US20060202545 *Dec 3, 2004Sep 14, 2006Alberto Cristian Feuereisen AzocarHigh tonnage ultra light mining truck with a greater load efficiency for off-road applications that comprises a lightweight power and traction system, a steering system and a lateral suspension and tipping system for the lightweight curved dump
US20070120413 *Dec 1, 2006May 31, 2007Alberto Feuereisen AzocarHigh tonnage ultra light mining truck with a greater load efficiency for off-road applications that comprises a lightweight power and traction system, a steering system and a lateral suspension and tipping system for the lightweight curved dump
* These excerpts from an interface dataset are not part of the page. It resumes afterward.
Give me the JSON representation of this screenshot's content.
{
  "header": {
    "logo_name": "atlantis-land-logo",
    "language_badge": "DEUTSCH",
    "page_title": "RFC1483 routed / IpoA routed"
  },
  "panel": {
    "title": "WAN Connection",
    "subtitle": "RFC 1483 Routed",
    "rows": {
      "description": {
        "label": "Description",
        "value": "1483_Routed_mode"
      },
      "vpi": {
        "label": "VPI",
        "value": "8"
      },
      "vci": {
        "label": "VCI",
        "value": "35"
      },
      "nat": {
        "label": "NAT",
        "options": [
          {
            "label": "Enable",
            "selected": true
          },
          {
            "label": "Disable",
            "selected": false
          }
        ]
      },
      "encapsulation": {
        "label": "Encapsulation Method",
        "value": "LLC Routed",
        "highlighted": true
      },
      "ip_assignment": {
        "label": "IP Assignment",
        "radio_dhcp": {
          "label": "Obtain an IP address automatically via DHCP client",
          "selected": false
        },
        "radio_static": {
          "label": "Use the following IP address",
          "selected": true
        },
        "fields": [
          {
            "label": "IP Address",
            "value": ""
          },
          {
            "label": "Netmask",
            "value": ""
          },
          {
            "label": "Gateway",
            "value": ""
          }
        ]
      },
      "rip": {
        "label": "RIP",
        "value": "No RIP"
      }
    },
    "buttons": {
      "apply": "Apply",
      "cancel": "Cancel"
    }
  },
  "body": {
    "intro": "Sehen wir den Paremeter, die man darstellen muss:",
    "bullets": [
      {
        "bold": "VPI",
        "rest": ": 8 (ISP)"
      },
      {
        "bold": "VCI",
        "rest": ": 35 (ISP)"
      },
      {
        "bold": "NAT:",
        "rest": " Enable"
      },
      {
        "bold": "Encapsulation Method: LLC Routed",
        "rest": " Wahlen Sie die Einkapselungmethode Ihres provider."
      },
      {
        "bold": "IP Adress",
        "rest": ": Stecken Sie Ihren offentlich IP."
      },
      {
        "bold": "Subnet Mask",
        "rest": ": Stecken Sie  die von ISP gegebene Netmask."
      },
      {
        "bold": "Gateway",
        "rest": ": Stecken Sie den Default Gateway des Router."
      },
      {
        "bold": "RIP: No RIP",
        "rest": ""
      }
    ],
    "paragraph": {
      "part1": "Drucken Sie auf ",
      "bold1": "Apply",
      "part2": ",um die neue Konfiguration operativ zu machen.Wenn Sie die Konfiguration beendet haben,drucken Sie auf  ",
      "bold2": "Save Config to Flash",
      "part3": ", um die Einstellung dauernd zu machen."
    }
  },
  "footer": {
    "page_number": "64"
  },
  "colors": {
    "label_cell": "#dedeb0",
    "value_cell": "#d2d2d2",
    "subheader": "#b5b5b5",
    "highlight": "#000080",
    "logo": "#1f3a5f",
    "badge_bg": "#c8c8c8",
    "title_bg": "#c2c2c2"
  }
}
US20070182208 *Mar 12, 2007Aug 9, 2007D Amico John ATube-style truck body
US20090127887 *Jan 21, 2009May 21, 2009Liebherr-Hydraulikbagger GmbhDump body
US20100013267 *Jul 18, 2008Jan 21, 2010Bobby RogersBody stiffening structure for a side dump trailer
US20100019561 *Jul 24, 2008Jan 28, 2010Gladiator Equipment LLCHoist employing a multiple piston cylinder
US20110227366 *Nov 25, 2009Sep 22, 2011Lindstroem BoDumper body
US20140333090 *Sep 6, 2012Nov 13, 2014Ansar Diseno LimitadaHopper box and hopper constructed with a collapsed and elongated longitudinally curved c-shaped floor
US20160083016 *Sep 21, 2015Mar 24, 2016Fuji Jukogyo Kabushiki KaishaVehicle body skeleton structure
EP1457381A3 *Mar 12, 2004Oct 4, 2006Ingimex Ltd.Commercial vehicle
WO2010011797A1 *Jul 23, 2009Jan 28, 2010Gladiator Equipment LLCHoist employing a multiple piston cylinder
Classifications
U.S. Classification298/22.00P, 296/183.2
International ClassificationB60P1/20, B60P1/04
Cooperative ClassificationB60P1/20
European ClassificationB60P1/20